**DATA EXTRACTS:**

• • • • •

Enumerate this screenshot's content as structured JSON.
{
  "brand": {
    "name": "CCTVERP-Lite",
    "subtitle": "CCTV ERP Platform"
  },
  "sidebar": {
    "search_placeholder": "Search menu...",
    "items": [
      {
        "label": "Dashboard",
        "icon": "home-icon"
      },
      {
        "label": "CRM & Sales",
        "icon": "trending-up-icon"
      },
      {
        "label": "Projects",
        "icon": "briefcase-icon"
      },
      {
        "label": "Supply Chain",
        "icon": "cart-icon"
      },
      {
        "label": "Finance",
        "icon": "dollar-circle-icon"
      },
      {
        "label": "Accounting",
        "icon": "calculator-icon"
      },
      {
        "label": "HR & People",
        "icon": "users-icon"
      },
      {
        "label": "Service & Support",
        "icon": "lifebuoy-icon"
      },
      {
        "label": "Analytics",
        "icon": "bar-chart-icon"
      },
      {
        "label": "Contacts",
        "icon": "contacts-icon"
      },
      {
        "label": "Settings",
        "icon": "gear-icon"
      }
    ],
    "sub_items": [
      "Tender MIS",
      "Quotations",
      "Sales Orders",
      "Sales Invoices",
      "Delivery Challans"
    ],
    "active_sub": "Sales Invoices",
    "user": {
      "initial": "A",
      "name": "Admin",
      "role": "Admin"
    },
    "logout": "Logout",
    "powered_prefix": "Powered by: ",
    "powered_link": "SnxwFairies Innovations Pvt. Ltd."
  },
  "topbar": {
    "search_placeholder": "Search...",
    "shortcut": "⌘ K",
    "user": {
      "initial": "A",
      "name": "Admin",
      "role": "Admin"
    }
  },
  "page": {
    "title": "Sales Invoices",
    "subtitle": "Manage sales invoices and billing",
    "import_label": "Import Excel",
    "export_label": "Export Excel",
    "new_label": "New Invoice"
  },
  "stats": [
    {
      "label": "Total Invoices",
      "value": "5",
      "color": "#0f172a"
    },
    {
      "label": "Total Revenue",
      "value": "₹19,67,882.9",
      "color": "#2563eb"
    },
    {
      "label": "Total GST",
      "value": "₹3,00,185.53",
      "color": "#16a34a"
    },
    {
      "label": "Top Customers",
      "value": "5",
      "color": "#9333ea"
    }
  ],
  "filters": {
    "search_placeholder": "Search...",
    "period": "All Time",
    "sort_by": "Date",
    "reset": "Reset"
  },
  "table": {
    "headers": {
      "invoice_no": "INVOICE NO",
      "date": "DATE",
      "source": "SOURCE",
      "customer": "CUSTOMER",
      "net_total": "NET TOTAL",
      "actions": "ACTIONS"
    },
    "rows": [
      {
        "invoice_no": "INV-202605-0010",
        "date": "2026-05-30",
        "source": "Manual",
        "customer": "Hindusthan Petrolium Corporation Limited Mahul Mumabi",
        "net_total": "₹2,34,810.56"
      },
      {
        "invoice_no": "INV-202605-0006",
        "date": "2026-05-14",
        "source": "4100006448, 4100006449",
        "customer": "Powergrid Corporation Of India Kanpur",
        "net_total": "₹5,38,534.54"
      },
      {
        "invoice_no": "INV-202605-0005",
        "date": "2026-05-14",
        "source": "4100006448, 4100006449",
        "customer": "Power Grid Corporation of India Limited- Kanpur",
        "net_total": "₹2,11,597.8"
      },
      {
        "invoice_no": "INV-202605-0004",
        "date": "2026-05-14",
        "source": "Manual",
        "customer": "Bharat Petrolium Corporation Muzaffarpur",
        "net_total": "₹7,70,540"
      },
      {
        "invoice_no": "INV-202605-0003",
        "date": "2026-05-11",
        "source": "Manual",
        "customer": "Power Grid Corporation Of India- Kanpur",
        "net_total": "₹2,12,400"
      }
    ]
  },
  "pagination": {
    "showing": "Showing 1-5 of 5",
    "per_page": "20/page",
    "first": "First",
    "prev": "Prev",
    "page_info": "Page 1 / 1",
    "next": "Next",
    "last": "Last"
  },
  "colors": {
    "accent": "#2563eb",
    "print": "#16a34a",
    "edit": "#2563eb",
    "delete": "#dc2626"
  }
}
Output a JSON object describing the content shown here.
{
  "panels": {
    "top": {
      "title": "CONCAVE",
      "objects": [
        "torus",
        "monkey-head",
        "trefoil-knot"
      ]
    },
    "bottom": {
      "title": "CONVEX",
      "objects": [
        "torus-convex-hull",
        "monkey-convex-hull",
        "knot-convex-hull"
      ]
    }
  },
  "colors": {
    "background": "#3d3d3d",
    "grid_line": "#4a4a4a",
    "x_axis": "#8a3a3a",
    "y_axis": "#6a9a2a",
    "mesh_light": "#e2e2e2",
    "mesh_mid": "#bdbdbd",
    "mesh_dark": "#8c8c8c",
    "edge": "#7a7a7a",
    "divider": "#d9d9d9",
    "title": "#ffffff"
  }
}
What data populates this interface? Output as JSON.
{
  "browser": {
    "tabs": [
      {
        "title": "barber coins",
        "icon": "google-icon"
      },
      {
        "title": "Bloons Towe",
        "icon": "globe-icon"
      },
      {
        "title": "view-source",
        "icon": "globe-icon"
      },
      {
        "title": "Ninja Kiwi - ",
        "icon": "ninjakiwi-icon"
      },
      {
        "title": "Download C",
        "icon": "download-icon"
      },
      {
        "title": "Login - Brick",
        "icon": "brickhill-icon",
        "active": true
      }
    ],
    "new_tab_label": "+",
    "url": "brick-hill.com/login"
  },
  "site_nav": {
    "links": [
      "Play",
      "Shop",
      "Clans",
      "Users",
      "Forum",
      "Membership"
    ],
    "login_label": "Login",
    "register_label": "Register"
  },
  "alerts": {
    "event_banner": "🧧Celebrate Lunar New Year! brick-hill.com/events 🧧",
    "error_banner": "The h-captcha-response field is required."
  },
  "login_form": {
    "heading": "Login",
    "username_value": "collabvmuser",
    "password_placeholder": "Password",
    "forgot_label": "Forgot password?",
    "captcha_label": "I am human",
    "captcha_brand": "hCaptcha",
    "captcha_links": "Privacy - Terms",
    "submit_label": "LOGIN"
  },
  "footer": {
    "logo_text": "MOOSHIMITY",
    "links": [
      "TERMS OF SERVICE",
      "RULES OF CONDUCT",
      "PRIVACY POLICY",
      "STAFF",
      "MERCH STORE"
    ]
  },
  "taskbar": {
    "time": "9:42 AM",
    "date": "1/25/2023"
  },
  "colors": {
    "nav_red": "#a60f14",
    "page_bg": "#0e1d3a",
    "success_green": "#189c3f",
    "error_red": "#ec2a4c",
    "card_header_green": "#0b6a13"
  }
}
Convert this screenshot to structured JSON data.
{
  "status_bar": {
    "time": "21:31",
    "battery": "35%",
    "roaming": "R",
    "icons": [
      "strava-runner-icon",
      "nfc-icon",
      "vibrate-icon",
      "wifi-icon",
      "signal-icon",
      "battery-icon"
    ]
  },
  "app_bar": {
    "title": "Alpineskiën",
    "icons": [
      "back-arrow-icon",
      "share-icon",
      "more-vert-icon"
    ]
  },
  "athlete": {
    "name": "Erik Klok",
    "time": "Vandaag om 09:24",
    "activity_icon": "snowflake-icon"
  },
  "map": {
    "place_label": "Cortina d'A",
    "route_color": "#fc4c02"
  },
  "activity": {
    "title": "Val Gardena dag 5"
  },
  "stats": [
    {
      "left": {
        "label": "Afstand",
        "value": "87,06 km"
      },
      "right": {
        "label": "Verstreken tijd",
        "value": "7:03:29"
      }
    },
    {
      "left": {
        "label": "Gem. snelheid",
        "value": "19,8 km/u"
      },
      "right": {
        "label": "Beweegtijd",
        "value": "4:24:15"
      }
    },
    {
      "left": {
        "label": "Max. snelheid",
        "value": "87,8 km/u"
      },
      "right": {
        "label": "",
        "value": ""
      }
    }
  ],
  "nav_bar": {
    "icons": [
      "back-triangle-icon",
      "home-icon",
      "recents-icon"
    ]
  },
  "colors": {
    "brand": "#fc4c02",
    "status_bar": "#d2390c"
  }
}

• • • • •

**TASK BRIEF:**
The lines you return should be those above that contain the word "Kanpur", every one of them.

**RESPONSE:**
        "customer": "Powergrid Corporation Of India Kanpur",
        "customer": "Power Grid Corporation of India Limited- Kanpur",
        "customer": "Power Grid Corporation Of India- Kanpur",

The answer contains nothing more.